=== Section Start ===

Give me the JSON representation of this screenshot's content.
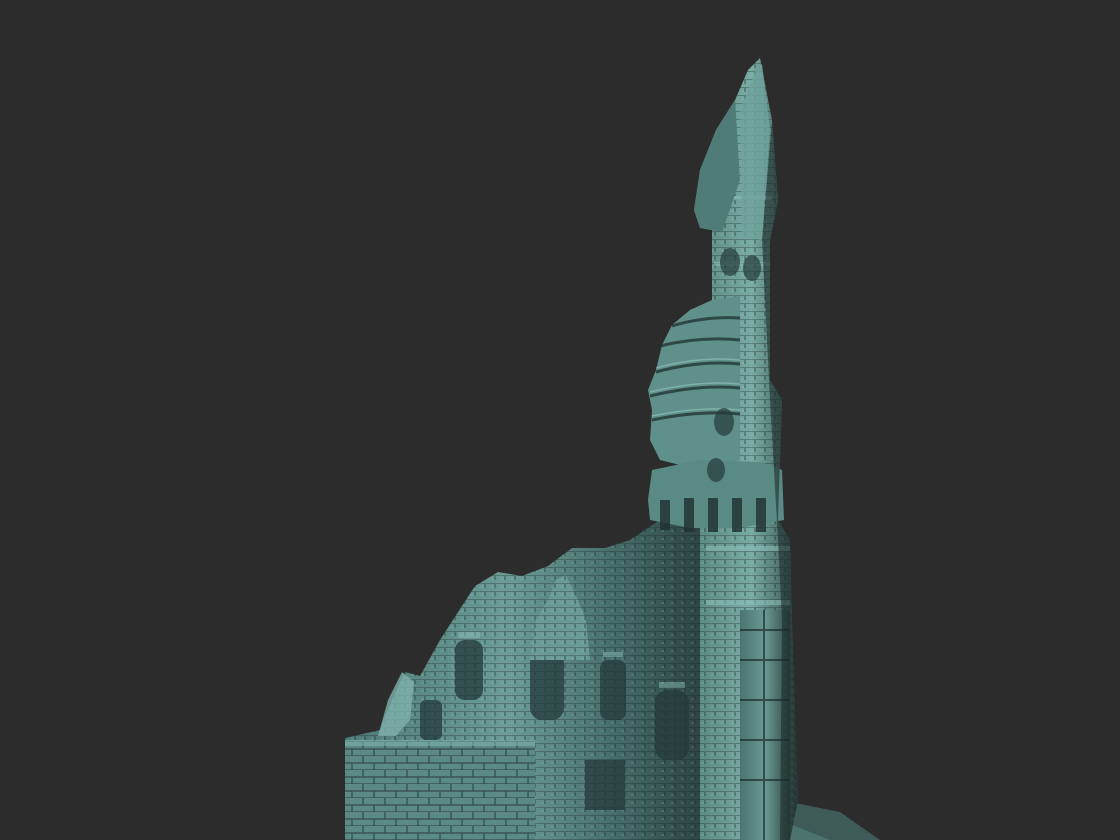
{
  "viewport": {
    "background_color": "#2c2c2c"
  },
  "model": {
    "subject": "sculpted-temple-ruin",
    "material_base_color": "#5c8a86",
    "material_highlight_color": "#8fc4bd",
    "material_shadow_color": "#1d2a29"
  }
}
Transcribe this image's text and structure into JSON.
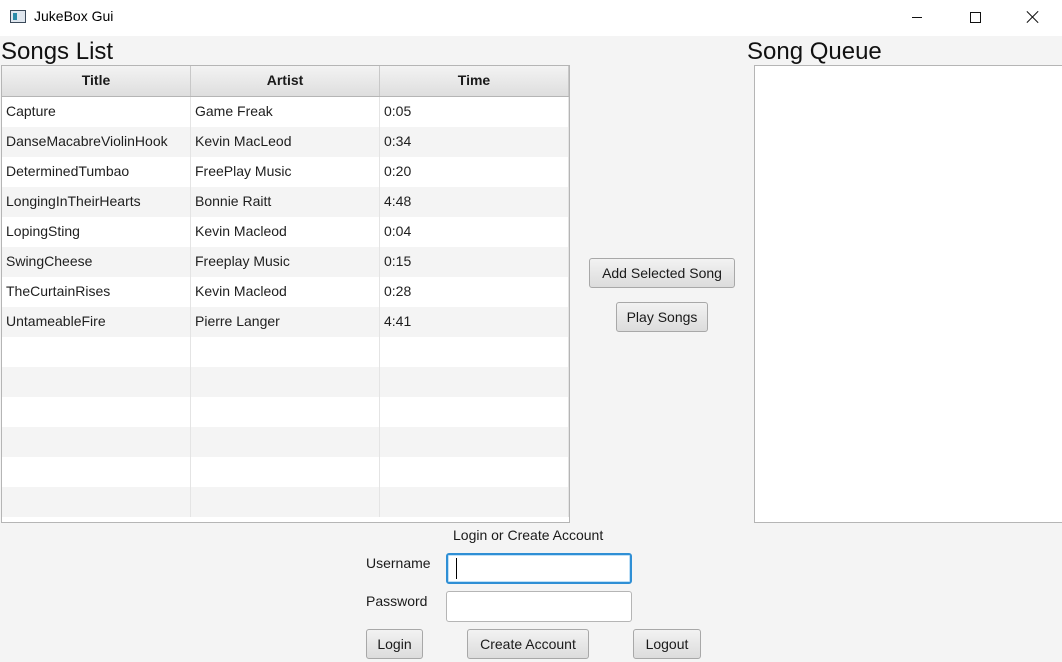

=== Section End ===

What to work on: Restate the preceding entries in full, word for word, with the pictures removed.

Output for this exercise:
Give me the JSON representation of this screenshot's content.
{
  "viewport": {
    "background_color": "#2c2c2c"
  },
  "model": {
    "subject": "sculpted-temple-ruin",
    "material_base_color": "#5c8a86",
    "material_highlight_color": "#8fc4bd",
    "material_shadow_color": "#1d2a29"
  }
}
Transcribe this image's text and structure into JSON.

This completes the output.